University of Missouri Museum of Art and Archaeology (UMMAA) is exhibiting Hindu gods and goddesses in its “Seeing the Divine in Hindu Art” exhibition from September 22 to December 16.
This exhibition reportedly examines many Hindu deities with artifacts as old as from eighth century in a variety of media, including Vishnu and his ten avatars, Shiva, Ganesha, Lakshmi, Enthroned Vishnu, Parvati, Durga astride a lion, Kali, Sarasvati, Surya, Dharmaraj, snake goddess Manasha, Shitala, Krishna playing a flute, Shiva Bhairava, etc.
Works include metal, wood, stone, ceramic, leather, paper mache and ivory; as well as paintings on paper, cloth, and glass. Most of the exhibits originated in India but some are from other countries of South or Southeast Asia.
Applauding UMMAA for organizing Hinduism focused exhibition, Hindu statesman Rajan Zed, in a statement in Nevada (USA) today, said that art had a long and rich tradition in Hinduism and ancient Sanskrit literature talked about religious paintings of deities on wood or cloth.
Rajan Zed, who is President of Universal Society of Hinduism, urged major art museums of the world, including Musee du Louvre and Musee d’Orsay of Paris, Metropolitan Museum of Art in New York, Los Angeles Getty Center, Uffizi Gallery of Florence (Italy), Art Institute of Chicago, Tate Modern of London, Prado Museum of Madrid, National Gallery of Art in Washington DC, etc., to frequently organize Hindu art focused exhibitions, thus sharing the rich Hindu art heritage with the rest of the world.
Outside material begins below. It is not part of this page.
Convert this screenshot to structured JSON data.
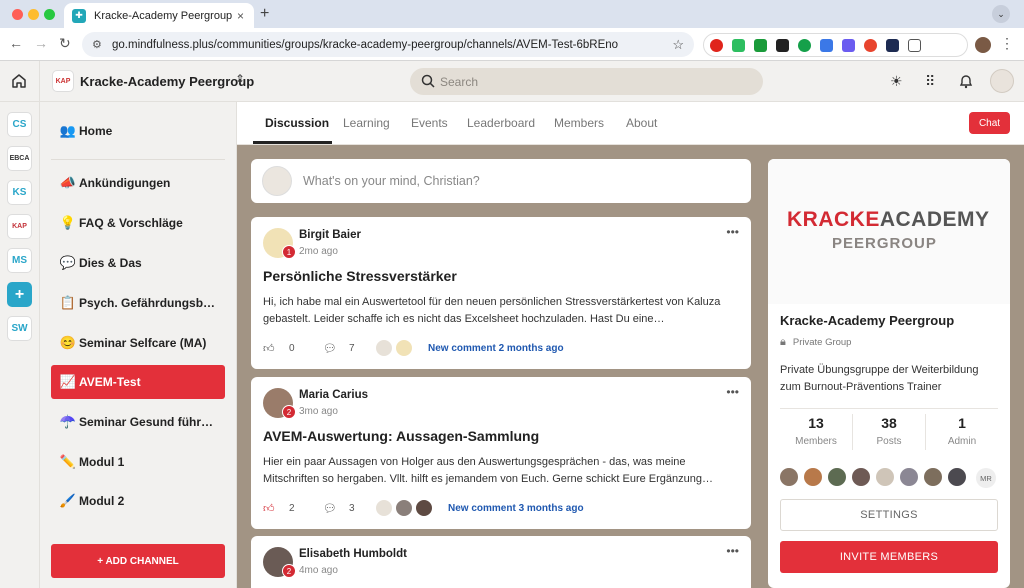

Four tie-in films, a program on yoga, and a lecture on “Darshan: Hindu Art and the Religious Gaze” will also be presented as an orientation to the exhibition. Exhibition offers “varied visual landscape of Hindu divinity”, a Museum announcement adds.
This Museum in Columbia (Missouri, USA), launched in 1957, claims to have over 14,000 pieces of art and artifacts in its holdings spanning seven millennia and six continents. Its permanent collections include various stone and bronze statues of Hindu deities Vishnu, Shiva, Parvati, Durga, Ganesha, Lakshmi and Rama. Alex Barker is the Director and Jeffrey Wilcox is Registrar.